The castle site is situated on a promontory which extends from the lower slopes of the alps into the plain. This peninsula of rock is an easy-to-defend location, and its clifffaces encompassed three baileys of the castle with the castle town beyond. The sannomaru (third bailey) is now largely developed over but here one finds the extant gatehouse with attached bansho (guardhouse), an impressive red in colour, which was the entrance to a small bailey within the sannomaru called the Sakura-maru, likely containing a palatial residence. Formerly the hankō (Domain School) was also located in the sannomaru.

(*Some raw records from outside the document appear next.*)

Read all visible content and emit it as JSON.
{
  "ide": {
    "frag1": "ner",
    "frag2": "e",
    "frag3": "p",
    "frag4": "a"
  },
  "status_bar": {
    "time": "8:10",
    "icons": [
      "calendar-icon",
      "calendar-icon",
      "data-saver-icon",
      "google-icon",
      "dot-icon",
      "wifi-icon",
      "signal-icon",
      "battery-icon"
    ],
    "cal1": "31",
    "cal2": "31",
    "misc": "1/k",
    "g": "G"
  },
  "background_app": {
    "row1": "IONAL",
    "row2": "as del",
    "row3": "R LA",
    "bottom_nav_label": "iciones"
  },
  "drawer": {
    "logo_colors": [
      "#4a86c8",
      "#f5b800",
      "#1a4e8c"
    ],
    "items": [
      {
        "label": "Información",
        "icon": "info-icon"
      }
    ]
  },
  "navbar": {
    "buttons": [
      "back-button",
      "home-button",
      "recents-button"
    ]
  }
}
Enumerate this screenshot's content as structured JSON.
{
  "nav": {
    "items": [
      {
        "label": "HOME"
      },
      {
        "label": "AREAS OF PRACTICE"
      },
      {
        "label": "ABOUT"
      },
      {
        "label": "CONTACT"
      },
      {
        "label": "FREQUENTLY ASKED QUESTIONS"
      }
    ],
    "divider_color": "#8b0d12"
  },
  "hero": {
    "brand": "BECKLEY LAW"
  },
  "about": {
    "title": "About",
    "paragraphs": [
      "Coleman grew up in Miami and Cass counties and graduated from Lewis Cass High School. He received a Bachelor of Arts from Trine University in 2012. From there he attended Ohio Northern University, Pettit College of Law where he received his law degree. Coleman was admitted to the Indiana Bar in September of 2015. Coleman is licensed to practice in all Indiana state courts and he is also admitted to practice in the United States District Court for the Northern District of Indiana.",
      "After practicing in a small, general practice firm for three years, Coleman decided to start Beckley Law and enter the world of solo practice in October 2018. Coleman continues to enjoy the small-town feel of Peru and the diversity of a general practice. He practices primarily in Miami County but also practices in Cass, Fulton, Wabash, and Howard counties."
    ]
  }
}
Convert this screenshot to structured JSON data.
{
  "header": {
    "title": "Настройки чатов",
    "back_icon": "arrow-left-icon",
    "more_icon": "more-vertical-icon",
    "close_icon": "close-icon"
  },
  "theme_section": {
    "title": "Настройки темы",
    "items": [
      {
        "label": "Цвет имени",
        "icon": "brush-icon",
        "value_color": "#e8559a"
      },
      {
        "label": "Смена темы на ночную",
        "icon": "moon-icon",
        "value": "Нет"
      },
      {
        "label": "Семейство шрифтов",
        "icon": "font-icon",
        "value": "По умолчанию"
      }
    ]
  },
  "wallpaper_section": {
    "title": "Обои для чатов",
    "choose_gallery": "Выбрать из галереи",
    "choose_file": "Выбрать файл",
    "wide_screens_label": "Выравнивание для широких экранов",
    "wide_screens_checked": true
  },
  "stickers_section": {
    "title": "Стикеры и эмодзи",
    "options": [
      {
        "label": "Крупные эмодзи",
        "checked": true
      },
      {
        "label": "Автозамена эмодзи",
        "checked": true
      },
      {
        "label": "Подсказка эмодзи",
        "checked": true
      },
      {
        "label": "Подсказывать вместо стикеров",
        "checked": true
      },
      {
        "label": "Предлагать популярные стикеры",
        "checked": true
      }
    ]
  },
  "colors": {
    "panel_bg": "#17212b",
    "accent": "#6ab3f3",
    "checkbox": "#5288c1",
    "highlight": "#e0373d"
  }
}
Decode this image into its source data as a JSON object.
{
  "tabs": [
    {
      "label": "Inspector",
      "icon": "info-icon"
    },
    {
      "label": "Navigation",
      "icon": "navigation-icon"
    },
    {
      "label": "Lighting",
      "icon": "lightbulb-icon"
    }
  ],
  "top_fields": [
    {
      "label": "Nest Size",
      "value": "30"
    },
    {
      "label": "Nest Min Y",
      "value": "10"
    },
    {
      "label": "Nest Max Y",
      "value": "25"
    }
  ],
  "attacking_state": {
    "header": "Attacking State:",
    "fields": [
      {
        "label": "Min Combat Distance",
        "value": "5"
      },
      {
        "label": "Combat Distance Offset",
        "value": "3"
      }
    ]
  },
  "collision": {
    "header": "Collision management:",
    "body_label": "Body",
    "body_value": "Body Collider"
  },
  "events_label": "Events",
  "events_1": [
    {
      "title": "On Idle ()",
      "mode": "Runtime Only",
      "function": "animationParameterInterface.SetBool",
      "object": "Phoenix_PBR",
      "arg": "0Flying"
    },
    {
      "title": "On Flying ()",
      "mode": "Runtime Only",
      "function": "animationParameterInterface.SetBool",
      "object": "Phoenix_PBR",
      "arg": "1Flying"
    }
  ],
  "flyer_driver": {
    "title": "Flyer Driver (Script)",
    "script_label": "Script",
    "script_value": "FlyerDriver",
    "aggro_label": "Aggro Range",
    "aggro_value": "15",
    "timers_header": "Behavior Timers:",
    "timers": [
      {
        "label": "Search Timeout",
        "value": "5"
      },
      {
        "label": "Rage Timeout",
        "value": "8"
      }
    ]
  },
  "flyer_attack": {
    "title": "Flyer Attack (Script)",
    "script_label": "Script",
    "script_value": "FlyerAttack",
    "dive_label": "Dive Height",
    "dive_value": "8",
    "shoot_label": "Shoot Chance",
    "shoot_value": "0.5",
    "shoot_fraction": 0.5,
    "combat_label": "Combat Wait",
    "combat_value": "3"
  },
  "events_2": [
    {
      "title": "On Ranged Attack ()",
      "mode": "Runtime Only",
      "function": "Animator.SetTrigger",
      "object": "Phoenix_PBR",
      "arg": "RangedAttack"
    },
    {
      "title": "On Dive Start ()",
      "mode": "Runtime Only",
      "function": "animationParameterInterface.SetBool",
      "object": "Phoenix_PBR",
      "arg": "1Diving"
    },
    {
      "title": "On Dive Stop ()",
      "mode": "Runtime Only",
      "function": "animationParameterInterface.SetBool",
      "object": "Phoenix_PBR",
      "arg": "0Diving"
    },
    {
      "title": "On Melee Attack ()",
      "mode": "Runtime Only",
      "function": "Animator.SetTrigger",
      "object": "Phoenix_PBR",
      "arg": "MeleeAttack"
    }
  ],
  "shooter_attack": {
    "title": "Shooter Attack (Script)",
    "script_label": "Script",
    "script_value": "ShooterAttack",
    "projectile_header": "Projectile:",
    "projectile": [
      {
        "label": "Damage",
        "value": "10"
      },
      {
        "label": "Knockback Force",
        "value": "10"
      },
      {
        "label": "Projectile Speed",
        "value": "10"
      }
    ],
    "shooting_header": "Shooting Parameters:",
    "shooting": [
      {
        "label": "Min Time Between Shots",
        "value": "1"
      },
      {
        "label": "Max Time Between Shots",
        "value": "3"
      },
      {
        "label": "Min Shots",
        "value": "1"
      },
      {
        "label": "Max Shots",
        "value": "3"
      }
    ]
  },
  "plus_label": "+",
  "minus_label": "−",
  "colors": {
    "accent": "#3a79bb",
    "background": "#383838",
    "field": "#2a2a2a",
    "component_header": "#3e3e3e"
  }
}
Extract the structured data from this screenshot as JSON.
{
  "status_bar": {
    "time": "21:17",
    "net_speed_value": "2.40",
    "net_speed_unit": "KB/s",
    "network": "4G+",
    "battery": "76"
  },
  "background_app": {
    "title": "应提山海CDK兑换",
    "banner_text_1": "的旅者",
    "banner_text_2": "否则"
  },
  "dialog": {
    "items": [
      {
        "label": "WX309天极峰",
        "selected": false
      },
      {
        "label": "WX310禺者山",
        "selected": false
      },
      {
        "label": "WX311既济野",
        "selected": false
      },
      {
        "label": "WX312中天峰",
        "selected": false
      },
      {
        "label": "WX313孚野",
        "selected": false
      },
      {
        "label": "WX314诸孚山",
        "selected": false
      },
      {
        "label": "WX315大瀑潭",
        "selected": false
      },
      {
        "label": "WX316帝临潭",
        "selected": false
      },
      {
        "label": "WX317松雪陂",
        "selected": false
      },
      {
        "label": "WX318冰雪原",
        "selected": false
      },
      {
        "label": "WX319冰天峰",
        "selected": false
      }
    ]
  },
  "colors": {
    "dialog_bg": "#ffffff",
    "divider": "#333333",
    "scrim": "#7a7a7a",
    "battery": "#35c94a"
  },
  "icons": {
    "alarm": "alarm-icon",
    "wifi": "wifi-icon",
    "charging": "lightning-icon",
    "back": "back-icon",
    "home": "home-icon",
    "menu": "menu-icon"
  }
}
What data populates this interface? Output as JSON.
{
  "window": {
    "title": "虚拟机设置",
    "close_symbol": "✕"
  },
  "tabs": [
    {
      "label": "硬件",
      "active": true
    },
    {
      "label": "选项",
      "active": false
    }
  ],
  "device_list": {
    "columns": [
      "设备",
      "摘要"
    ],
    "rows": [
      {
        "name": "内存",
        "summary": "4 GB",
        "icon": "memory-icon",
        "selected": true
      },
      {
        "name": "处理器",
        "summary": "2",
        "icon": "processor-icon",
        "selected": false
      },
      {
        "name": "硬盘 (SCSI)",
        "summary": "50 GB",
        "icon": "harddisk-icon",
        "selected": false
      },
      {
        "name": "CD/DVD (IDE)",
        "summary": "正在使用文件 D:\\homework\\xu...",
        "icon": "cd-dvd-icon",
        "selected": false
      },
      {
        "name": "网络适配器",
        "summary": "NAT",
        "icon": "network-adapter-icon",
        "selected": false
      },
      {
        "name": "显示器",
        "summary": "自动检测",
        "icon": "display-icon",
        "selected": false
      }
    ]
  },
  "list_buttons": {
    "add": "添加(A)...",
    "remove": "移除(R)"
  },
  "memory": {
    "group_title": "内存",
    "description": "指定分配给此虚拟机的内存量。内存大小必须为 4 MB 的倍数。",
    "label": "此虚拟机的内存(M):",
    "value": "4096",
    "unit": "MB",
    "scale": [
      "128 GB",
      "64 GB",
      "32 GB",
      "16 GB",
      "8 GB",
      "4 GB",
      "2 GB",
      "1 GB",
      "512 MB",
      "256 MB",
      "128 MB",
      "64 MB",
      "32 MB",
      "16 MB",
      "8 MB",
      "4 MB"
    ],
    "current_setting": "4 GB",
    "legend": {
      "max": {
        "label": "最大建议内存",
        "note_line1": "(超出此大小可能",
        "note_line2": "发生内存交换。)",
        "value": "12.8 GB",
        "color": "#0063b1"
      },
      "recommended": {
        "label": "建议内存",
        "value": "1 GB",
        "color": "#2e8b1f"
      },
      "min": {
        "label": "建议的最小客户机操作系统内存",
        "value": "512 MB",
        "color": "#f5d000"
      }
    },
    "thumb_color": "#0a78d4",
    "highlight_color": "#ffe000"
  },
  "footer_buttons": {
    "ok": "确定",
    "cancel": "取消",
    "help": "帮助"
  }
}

The ninomaru (second bailey) now features an art museum and preserved Meiji Period structures. Some gates and walls have been reconstructed here in the style of the castle. An aqueduct runs by which is another ruin of the castle. Separating the ninomaru from the honmaru (main bailey) is a deep trench, which is the way by which I exited the castle ruin, but not before first seeing the honmaru, which is now the site of a shrine, Osahime-jinja. Beyond the honmaru was another trench and smaller bailey interestingly called Yamabushi-maru, but this has now been built over by a hotel (called "Sky Castle Hotel", though it doesn't look like castle), although it formerly contained storehouses full of the domain's treasure. A path originally ran down the hillside from the honmaru for ease of access, guarded at the base of the mount by guardhouses, but this path is now overgrown with bamboo.
After visiting the castle proper I proceeded to see the relocated yaguramon which now forms the grand entrance to a country villa. This residence, set on the hillside overlooking the alpine countryside, thrilled my aesthetic sensibilities, and it struck me as being more castle-like than the castle ruin itself. The main dwelling is built in the vernacular style of lower Shinano, and the castle gate, which was bought at auction from the castle when it was decommissioned in 1871, is flanked on both sides by rowhouse-like structures and stores. The stately home is even fronted by a moat and stone ramparts. Much I marveled here before eventually making my way to the castle-shaped sweet shop.
|No main keep but other buildings
|Dorui, Ishigaki, Karabori,
|gates, trenches, stone walls, walls
|Iida Station on the Iida Line; 20 minute walk
|Iida, Nagano Prefecture
|35° 30' 43.63" N, 137° 49' 54.59" E
|Added to Jcastle
|Admin Year Visited